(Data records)
+++
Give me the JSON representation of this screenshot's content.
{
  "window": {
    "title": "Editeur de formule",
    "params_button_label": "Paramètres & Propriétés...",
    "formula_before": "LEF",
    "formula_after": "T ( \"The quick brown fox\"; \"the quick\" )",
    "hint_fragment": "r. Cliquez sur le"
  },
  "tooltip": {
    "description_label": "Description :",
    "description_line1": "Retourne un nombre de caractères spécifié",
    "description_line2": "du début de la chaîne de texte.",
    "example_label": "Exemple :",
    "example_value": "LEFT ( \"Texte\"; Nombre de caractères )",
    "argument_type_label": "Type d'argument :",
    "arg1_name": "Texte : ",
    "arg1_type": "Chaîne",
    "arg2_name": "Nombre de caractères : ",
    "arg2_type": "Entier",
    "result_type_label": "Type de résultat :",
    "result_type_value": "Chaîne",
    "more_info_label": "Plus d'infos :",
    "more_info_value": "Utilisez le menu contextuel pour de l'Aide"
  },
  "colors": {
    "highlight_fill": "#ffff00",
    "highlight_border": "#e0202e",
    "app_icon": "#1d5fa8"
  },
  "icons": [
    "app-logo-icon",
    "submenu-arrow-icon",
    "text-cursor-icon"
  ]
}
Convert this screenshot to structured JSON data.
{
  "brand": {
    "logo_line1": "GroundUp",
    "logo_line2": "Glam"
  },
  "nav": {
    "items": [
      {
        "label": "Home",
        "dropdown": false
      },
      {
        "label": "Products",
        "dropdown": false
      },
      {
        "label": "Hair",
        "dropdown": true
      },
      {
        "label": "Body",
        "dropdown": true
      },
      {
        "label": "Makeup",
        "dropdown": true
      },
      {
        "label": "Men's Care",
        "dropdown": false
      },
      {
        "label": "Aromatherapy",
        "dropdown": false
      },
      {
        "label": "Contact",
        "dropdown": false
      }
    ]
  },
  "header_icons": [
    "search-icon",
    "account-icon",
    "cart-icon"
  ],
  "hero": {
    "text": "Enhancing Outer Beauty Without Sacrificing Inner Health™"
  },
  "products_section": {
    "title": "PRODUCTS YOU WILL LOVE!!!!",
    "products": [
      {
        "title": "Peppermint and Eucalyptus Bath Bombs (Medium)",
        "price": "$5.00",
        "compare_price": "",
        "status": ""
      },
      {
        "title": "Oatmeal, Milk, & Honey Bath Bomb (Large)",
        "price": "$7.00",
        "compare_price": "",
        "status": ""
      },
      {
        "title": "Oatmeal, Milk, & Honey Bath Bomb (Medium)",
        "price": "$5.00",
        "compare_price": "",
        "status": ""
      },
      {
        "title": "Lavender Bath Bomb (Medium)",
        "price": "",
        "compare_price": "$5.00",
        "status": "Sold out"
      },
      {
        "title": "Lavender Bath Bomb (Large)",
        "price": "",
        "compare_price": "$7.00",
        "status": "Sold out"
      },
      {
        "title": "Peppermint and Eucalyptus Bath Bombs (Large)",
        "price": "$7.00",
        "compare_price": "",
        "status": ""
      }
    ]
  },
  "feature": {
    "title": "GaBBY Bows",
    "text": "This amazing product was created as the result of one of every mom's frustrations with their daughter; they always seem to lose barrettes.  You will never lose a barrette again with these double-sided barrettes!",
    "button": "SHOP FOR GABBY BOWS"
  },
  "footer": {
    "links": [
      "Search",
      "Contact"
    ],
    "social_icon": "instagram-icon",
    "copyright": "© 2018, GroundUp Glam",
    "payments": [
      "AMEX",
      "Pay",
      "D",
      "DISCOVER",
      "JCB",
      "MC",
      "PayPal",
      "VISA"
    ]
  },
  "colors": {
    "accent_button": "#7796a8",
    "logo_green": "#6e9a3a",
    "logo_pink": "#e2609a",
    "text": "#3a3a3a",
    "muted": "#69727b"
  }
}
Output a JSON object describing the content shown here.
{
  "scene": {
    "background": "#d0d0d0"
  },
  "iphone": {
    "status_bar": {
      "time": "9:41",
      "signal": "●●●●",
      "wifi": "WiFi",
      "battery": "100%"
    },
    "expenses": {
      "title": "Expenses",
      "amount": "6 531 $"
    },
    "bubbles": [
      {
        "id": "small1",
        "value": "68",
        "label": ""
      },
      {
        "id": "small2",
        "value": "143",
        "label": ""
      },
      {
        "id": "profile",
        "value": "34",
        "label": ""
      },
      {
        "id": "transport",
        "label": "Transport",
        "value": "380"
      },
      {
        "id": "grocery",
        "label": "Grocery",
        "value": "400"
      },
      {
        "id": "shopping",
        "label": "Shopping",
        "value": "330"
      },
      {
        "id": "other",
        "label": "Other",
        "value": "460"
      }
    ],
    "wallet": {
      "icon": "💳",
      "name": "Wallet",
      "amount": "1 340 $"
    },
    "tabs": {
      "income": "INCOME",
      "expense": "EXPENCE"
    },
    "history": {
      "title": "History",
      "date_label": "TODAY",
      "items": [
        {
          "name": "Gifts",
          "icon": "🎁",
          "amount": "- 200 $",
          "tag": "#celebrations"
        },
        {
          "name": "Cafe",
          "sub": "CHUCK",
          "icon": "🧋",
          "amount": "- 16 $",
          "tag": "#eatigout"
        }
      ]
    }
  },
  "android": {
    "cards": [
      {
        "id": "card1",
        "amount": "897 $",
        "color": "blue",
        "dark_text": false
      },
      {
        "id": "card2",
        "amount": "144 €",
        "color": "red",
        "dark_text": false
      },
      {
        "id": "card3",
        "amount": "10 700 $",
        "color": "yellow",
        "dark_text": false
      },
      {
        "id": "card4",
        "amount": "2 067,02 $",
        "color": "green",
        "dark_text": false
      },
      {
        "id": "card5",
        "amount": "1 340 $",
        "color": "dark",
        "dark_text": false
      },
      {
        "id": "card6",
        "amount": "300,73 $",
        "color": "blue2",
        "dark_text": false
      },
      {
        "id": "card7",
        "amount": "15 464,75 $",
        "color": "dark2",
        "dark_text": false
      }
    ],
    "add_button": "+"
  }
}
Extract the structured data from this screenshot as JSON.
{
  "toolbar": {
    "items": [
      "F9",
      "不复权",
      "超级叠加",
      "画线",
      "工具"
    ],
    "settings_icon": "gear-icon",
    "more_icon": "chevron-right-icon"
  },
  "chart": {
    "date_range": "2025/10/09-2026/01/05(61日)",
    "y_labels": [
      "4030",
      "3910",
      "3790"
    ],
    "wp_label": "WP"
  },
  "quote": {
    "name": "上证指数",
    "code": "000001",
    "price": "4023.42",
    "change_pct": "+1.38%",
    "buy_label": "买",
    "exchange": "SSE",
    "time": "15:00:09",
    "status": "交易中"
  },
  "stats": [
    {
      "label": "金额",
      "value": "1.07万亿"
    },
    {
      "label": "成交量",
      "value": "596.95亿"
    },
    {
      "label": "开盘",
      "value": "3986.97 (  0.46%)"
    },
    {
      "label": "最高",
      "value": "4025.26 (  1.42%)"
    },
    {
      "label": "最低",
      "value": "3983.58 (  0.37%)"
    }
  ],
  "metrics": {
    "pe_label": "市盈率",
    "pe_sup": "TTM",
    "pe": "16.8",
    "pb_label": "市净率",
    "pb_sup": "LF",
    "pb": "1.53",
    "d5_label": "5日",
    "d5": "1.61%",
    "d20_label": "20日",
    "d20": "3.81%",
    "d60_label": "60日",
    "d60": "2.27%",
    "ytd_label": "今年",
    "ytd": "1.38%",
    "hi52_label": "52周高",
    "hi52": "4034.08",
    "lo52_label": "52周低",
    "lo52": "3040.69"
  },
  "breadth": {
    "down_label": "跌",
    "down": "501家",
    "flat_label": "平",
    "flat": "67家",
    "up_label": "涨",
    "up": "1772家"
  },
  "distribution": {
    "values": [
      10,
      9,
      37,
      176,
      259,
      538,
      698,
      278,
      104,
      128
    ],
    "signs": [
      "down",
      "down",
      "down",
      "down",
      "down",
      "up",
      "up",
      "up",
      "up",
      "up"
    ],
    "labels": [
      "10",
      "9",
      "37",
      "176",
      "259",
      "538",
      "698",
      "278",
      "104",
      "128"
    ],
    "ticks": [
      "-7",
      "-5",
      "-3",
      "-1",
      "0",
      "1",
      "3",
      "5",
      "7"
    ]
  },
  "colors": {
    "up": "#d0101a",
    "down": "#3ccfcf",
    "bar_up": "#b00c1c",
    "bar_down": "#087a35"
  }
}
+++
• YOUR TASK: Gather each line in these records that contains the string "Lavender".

• THE COMPLETED TASK:
        "title": "Lavender Bath Bomb (Medium)",
        "title": "Lavender Bath Bomb (Large)",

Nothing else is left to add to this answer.